## EXERCISE AIM
Write out exactly the lines running from the one with "What's the underlying" to the last line of the entries, keeping both the first and the last.

## GIVEN RECORDS
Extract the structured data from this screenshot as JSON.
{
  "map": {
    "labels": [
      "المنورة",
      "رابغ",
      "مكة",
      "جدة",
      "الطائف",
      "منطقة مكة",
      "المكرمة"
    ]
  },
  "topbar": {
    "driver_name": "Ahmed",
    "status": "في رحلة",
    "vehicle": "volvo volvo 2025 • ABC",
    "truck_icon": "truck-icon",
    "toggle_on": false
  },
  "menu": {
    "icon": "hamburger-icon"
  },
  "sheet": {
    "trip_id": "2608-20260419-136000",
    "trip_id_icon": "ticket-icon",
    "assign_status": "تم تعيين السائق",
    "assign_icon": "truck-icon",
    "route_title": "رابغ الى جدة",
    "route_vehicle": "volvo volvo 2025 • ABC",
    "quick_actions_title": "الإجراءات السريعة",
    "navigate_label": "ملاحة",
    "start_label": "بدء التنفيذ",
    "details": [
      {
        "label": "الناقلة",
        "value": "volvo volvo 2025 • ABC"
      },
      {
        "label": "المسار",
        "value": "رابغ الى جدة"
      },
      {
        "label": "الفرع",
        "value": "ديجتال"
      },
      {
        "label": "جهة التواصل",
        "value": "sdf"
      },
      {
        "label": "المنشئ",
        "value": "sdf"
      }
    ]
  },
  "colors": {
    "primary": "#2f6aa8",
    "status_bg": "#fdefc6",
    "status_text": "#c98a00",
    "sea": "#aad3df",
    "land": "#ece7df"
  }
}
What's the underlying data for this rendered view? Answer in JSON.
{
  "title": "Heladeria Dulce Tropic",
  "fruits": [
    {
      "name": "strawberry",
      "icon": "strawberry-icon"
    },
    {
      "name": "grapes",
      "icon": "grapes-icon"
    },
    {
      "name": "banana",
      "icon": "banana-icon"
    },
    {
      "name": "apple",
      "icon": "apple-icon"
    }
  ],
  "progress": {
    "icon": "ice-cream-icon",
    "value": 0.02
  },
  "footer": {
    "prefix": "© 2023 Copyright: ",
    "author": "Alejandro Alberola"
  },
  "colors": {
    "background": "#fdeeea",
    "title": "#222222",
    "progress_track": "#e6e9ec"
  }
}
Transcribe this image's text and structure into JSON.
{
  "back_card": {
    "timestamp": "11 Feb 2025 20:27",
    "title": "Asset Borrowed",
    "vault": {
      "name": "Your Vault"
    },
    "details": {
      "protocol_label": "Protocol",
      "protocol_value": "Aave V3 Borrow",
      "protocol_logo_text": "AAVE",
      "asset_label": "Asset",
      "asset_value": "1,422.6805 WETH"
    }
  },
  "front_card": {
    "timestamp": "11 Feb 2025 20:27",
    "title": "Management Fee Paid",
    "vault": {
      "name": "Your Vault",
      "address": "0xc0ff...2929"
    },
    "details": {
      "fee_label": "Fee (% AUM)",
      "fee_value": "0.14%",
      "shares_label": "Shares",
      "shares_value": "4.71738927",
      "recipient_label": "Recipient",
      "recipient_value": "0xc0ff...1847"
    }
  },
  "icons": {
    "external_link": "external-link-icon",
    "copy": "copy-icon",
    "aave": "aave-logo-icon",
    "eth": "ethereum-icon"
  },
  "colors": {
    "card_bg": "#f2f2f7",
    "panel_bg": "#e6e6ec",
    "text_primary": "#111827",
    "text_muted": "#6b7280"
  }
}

## WRITTEN ANSWER
What's the underlying data for this rendered view? Answer in JSON.
{
  "title": "Heladeria Dulce Tropic",
  "fruits": [
    {
      "name": "strawberry",
      "icon": "strawberry-icon"
    },
    {
      "name": "grapes",
      "icon": "grapes-icon"
    },
    {
      "name": "banana",
      "icon": "banana-icon"
    },
    {
      "name": "apple",
      "icon": "apple-icon"
    }
  ],
  "progress": {
    "icon": "ice-cream-icon",
    "value": 0.02
  },
  "footer": {
    "prefix": "© 2023 Copyright: ",
    "author": "Alejandro Alberola"
  },
  "colors": {
    "background": "#fdeeea",
    "title": "#222222",
    "progress_track": "#e6e9ec"
  }
}
Transcribe this image's text and structure into JSON.
{
  "back_card": {
    "timestamp": "11 Feb 2025 20:27",
    "title": "Asset Borrowed",
    "vault": {
      "name": "Your Vault"
    },
    "details": {
      "protocol_label": "Protocol",
      "protocol_value": "Aave V3 Borrow",
      "protocol_logo_text": "AAVE",
      "asset_label": "Asset",
      "asset_value": "1,422.6805 WETH"
    }
  },
  "front_card": {
    "timestamp": "11 Feb 2025 20:27",
    "title": "Management Fee Paid",
    "vault": {
      "name": "Your Vault",
      "address": "0xc0ff...2929"
    },
    "details": {
      "fee_label": "Fee (% AUM)",
      "fee_value": "0.14%",
      "shares_label": "Shares",
      "shares_value": "4.71738927",
      "recipient_label": "Recipient",
      "recipient_value": "0xc0ff...1847"
    }
  },
  "icons": {
    "external_link": "external-link-icon",
    "copy": "copy-icon",
    "aave": "aave-logo-icon",
    "eth": "ethereum-icon"
  },
  "colors": {
    "card_bg": "#f2f2f7",
    "panel_bg": "#e6e6ec",
    "text_primary": "#111827",
    "text_muted": "#6b7280"
  }
}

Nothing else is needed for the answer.